----- Given records -----
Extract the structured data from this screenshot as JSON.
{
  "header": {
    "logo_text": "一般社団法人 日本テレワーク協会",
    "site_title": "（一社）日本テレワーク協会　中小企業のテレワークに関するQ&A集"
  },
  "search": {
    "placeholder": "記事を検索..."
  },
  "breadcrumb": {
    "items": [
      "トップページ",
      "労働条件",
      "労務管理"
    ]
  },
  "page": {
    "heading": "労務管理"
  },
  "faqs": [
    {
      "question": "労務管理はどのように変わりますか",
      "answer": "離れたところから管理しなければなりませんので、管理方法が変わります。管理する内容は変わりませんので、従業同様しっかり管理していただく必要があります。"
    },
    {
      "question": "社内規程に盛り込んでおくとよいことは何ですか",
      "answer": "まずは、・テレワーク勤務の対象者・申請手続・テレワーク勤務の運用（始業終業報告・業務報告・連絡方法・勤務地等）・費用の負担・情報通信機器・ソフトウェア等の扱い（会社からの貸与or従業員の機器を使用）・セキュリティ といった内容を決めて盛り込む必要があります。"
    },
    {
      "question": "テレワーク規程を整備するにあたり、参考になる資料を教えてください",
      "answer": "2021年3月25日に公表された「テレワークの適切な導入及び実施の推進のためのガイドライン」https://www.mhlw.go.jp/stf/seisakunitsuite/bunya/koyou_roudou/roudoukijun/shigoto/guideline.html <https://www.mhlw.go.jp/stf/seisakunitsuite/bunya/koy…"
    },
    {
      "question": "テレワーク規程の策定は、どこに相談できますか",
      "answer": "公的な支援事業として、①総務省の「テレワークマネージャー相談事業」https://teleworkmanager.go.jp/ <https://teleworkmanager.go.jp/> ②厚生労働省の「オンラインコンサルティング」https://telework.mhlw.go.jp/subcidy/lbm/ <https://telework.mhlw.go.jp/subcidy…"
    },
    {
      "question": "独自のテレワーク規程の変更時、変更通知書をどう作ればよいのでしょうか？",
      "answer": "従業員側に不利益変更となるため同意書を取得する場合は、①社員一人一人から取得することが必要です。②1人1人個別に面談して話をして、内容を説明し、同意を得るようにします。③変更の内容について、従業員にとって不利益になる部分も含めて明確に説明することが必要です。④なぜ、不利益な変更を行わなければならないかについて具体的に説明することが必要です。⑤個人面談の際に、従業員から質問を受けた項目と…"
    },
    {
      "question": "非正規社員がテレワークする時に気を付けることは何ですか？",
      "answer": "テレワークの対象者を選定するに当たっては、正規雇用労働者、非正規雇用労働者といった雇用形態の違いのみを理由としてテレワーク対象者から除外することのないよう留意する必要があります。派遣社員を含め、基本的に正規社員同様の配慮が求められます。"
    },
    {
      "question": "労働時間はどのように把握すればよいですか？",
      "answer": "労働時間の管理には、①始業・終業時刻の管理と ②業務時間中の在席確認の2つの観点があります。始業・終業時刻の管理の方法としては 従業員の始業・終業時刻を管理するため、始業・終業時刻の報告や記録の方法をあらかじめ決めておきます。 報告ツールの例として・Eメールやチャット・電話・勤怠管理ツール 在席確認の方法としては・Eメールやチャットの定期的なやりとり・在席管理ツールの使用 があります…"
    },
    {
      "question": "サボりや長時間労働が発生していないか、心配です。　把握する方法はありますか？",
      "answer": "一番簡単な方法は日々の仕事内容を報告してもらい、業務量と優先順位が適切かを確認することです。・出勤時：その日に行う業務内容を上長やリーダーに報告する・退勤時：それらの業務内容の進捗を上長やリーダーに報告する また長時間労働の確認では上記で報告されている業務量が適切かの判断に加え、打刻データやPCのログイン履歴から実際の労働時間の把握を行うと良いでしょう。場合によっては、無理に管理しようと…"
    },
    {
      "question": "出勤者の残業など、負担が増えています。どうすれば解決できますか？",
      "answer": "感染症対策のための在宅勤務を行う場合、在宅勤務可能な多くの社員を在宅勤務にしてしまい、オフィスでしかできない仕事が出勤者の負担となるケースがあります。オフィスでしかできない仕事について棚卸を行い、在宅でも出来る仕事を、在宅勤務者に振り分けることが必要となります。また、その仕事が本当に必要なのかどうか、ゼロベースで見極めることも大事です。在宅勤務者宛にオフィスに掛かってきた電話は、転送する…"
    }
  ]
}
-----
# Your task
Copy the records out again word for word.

# Exercise solution
Extract the structured data from this screenshot as JSON.
{
  "header": {
    "logo_text": "一般社団法人 日本テレワーク協会",
    "site_title": "（一社）日本テレワーク協会　中小企業のテレワークに関するQ&A集"
  },
  "search": {
    "placeholder": "記事を検索..."
  },
  "breadcrumb": {
    "items": [
      "トップページ",
      "労働条件",
      "労務管理"
    ]
  },
  "page": {
    "heading": "労務管理"
  },
  "faqs": [
    {
      "question": "労務管理はどのように変わりますか",
      "answer": "離れたところから管理しなければなりませんので、管理方法が変わります。管理する内容は変わりませんので、従業同様しっかり管理していただく必要があります。"
    },
    {
      "question": "社内規程に盛り込んでおくとよいことは何ですか",
      "answer": "まずは、・テレワーク勤務の対象者・申請手続・テレワーク勤務の運用（始業終業報告・業務報告・連絡方法・勤務地等）・費用の負担・情報通信機器・ソフトウェア等の扱い（会社からの貸与or従業員の機器を使用）・セキュリティ といった内容を決めて盛り込む必要があります。"
    },
    {
      "question": "テレワーク規程を整備するにあたり、参考になる資料を教えてください",
      "answer": "2021年3月25日に公表された「テレワークの適切な導入及び実施の推進のためのガイドライン」https://www.mhlw.go.jp/stf/seisakunitsuite/bunya/koyou_roudou/roudoukijun/shigoto/guideline.html <https://www.mhlw.go.jp/stf/seisakunitsuite/bunya/koy…"
    },
    {
      "question": "テレワーク規程の策定は、どこに相談できますか",
      "answer": "公的な支援事業として、①総務省の「テレワークマネージャー相談事業」https://teleworkmanager.go.jp/ <https://teleworkmanager.go.jp/> ②厚生労働省の「オンラインコンサルティング」https://telework.mhlw.go.jp/subcidy/lbm/ <https://telework.mhlw.go.jp/subcidy…"
    },
    {
      "question": "独自のテレワーク規程の変更時、変更通知書をどう作ればよいのでしょうか？",
      "answer": "従業員側に不利益変更となるため同意書を取得する場合は、①社員一人一人から取得することが必要です。②1人1人個別に面談して話をして、内容を説明し、同意を得るようにします。③変更の内容について、従業員にとって不利益になる部分も含めて明確に説明することが必要です。④なぜ、不利益な変更を行わなければならないかについて具体的に説明することが必要です。⑤個人面談の際に、従業員から質問を受けた項目と…"
    },
    {
      "question": "非正規社員がテレワークする時に気を付けることは何ですか？",
      "answer": "テレワークの対象者を選定するに当たっては、正規雇用労働者、非正規雇用労働者といった雇用形態の違いのみを理由としてテレワーク対象者から除外することのないよう留意する必要があります。派遣社員を含め、基本的に正規社員同様の配慮が求められます。"
    },
    {
      "question": "労働時間はどのように把握すればよいですか？",
      "answer": "労働時間の管理には、①始業・終業時刻の管理と ②業務時間中の在席確認の2つの観点があります。始業・終業時刻の管理の方法としては 従業員の始業・終業時刻を管理するため、始業・終業時刻の報告や記録の方法をあらかじめ決めておきます。 報告ツールの例として・Eメールやチャット・電話・勤怠管理ツール 在席確認の方法としては・Eメールやチャットの定期的なやりとり・在席管理ツールの使用 があります…"
    },
    {
      "question": "サボりや長時間労働が発生していないか、心配です。　把握する方法はありますか？",
      "answer": "一番簡単な方法は日々の仕事内容を報告してもらい、業務量と優先順位が適切かを確認することです。・出勤時：その日に行う業務内容を上長やリーダーに報告する・退勤時：それらの業務内容の進捗を上長やリーダーに報告する また長時間労働の確認では上記で報告されている業務量が適切かの判断に加え、打刻データやPCのログイン履歴から実際の労働時間の把握を行うと良いでしょう。場合によっては、無理に管理しようと…"
    },
    {
      "question": "出勤者の残業など、負担が増えています。どうすれば解決できますか？",
      "answer": "感染症対策のための在宅勤務を行う場合、在宅勤務可能な多くの社員を在宅勤務にしてしまい、オフィスでしかできない仕事が出勤者の負担となるケースがあります。オフィスでしかできない仕事について棚卸を行い、在宅でも出来る仕事を、在宅勤務者に振り分けることが必要となります。また、その仕事が本当に必要なのかどうか、ゼロベースで見極めることも大事です。在宅勤務者宛にオフィスに掛かってきた電話は、転送する…"
    }
  ]
}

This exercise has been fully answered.